The fact that this was influenced by earlier works is not to say that this is not a very creative book. This novel is filled with creative speculation and imaginative situations. For instance, The Three Body Virtual Reality Game is original and full of unprecedented touches. The way that the Trisolarisarians attempt to undermine human civilization by using just radio and electromagnetic transmissions is wildly inventive. The philosophy behind the story is also original, as will be explained further below. 

The novel has environmental, anti-war and anti-totalitarian themes. Humanistic values are championed.  While the Trisolarisarians attempt to destroy Earth’s civilization, they worry that transmissions from Earth might undermine their own oppressive system. Two members of their leadership observe,

“The humanism of Earth will lead many Trisolarans onto the wrong path. Just as Trisolaran civilization has already become a religion on Earth, Earth civilization has this potential on Trisolaris.” “You’ve pointed out a great danger. We must strictly control the flow of information from the Earth to the populace, especially cultural information.””

Cixin Liu seems to be illustrating how harmful environmental damage, totalitarianism, anti-literacy, etc. are to humankind. However, the message of the book seems to be that people should not fall into despair and to give in to gloom and doom. The members of the ETO do this as they betray humanity and court a cataclysm.

“The most surprising aspect of the Earth-Trisolaris Movement was that so many people had abandoned all hope in human civilization, hated and were willing to betray their own species, and even cherished as their highest ideal the elimination of the entire human race, including themselves and their children.”

Ironically, when the aliens seem so very omnipotent, it is the politically incorrect Shi Qiang that rallies the protagonists with a message of hope and defiance. The Trisolarisarians are able to invade the visual cortex of the members of the group fighting them with a message that they are all forced to see - “You’re bugs!” This completely demoralizes the scientists and the military leadership trying to fight the aliens, but Shi brings the main characters to a region being devastated by locusts and observes, 

“Look at them, the bugs. Humans have used everything in their power to extinguish them: every kind of poison, aerial sprays, introducing and cultivating their natural predators, searching for and destroying their eggs, using genetic modification to sterilize them, burning with fire, drowning with water. Every family has bug spray, every desk has a flyswatter under it … this long war has been going on for the entire history of human civilization. But the outcome is still in doubt. The bugs have not been eliminated.

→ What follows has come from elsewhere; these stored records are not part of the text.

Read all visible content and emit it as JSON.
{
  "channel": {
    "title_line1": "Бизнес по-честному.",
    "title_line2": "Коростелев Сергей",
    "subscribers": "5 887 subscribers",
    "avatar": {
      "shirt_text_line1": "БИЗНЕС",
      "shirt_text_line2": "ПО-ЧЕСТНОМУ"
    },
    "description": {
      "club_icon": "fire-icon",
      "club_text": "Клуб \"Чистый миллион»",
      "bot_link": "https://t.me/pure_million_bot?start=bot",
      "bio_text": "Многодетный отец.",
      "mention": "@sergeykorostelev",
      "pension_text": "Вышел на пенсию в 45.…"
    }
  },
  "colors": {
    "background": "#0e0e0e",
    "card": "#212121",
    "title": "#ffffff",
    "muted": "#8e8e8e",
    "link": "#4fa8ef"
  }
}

They still proudly live between the heavens and the earth, and their numbers have not diminished from the time before the appearance of the humans.”

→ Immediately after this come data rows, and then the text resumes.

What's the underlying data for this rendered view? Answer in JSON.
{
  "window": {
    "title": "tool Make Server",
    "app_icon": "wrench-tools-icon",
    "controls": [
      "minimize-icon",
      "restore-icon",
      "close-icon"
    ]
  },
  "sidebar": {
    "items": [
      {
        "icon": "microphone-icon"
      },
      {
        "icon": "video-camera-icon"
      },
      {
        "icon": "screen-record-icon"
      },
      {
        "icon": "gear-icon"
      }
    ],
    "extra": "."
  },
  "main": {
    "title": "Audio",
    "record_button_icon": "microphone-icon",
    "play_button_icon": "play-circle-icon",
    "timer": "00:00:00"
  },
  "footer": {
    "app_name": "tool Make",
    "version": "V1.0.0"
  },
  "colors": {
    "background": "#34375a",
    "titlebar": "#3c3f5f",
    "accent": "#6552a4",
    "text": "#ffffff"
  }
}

The book is not perfect. While several of the characters are interesting to read about and Ye shows a little complexity, they are for the most part simplistic. Better crafted characters would have made this book so much stronger. The writing, at least the translation of it, is at times a little flat. 

This English translation by Ken Liu restored the author’s original sequence of chapters which was changed by the book’s editors upon original publication. It also contains a fair number of helpful notes relating to Chinese history and culture. 

I highly recommend this work to anyone who likes the older science fiction.  Such readers will likely enjoy this book a lot. It is a great piece of science fiction. There are follow-ups to this novel. The Remembrance of Earth’s Past Trilogy refers to this novel and its two sequels. I will likely be reading the remainder of the series soon.